So you’re a shepherd to a herd of microservices. Cool. You get that additional flexibility and clear separation of concerns in your system, whose parts are nicely decoupled. But… do you sleep well at night? Are you sure you won’t be woken up by your alerting?
Sure, you’ve tested all corner cases of your application, and Sonar shows you have great coverage. But are you really (no, I mean REALLY!) ready for what might happen in production? When that one particular packet is lost between live versions of your services? Or when your service’s machine died just when it was doing a disk write? In large datacenters, multiple physical machines crash every day. Not to mention temporary network partitions, disconnections, delays, package reordering and who knows what else. One cannot just hope it won’t happen – it will. And the best thing to do is to get prepared for it.
What we use Docker for
Your application needs to be tested for all that. And what better way to test the behavior of a system in doomsday conditions, than actually putting it in them? That’s fault injection testing. There are two requirements here. Firstly, we want as production-like conditions as possible. Using Zookeeper cluster? We want the cluster, not a mock or echo server. System consists of many replicated services with a load balancer in front? We want that too, with services running in separated contexts. That’s what we use Docker for. By spinning elements of infrastructure in containers, we may mimic our production environment quite well.
The second requirement is to have a repeatable, automated test suite. Every type of fault must be injected in a precisely specified moment. Package reordering, package loss, network partitions, delays, dead service, cluster quorum loss – all this should be a part of replayable scenario to test the behavior of the system in given conditions. It’s easy to build it atop Docker with Pumba and BATS.
Fault injection tests

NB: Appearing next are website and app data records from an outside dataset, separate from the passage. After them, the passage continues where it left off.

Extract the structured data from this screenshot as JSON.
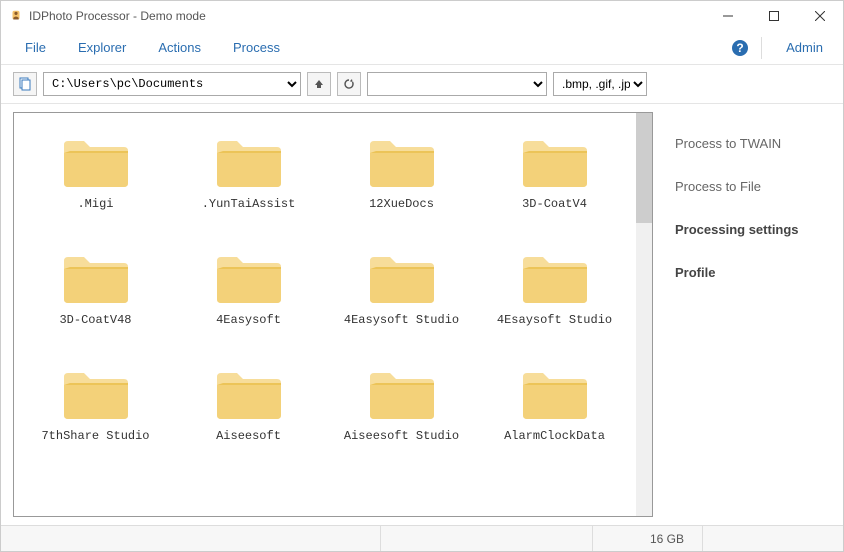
{
  "window": {
    "title": "IDPhoto Processor - Demo mode"
  },
  "menu": {
    "file": "File",
    "explorer": "Explorer",
    "actions": "Actions",
    "process": "Process",
    "admin": "Admin"
  },
  "toolbar": {
    "path": "C:\\Users\\pc\\Documents",
    "filter": ".bmp, .gif, .jpg"
  },
  "folders": [
    {
      "name": ".Migi"
    },
    {
      "name": ".YunTaiAssist"
    },
    {
      "name": "12XueDocs"
    },
    {
      "name": "3D-CoatV4"
    },
    {
      "name": "3D-CoatV48"
    },
    {
      "name": "4Easysoft"
    },
    {
      "name": "4Easysoft Studio"
    },
    {
      "name": "4Esaysoft Studio"
    },
    {
      "name": "7thShare Studio"
    },
    {
      "name": "Aiseesoft"
    },
    {
      "name": "Aiseesoft Studio"
    },
    {
      "name": "AlarmClockData"
    }
  ],
  "sidebar": {
    "twain": "Process to TWAIN",
    "file": "Process to File",
    "settings": "Processing settings",
    "profile": "Profile"
  },
  "status": {
    "disk": "16 GB"
  }
}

We’ve taken that approach during designing, implementing and testing Elasticproxy – dynamic router and traffic balancer, meant to provide transparent scalability and configurability of Elasticsearch clusters. Proposed solution is distributed, fault-tolerant and highly available in nature. Consists of multiple replicated applications communicating over network, having many moving parts and potential failure points. Fault injection test kit seems the right thing to use in the additional layer of testing.
If you want to make sure your distributed cloud application will survive not only mild autumn storms, but hurricanes, earthquakes and apocalypse as well – this video is for you: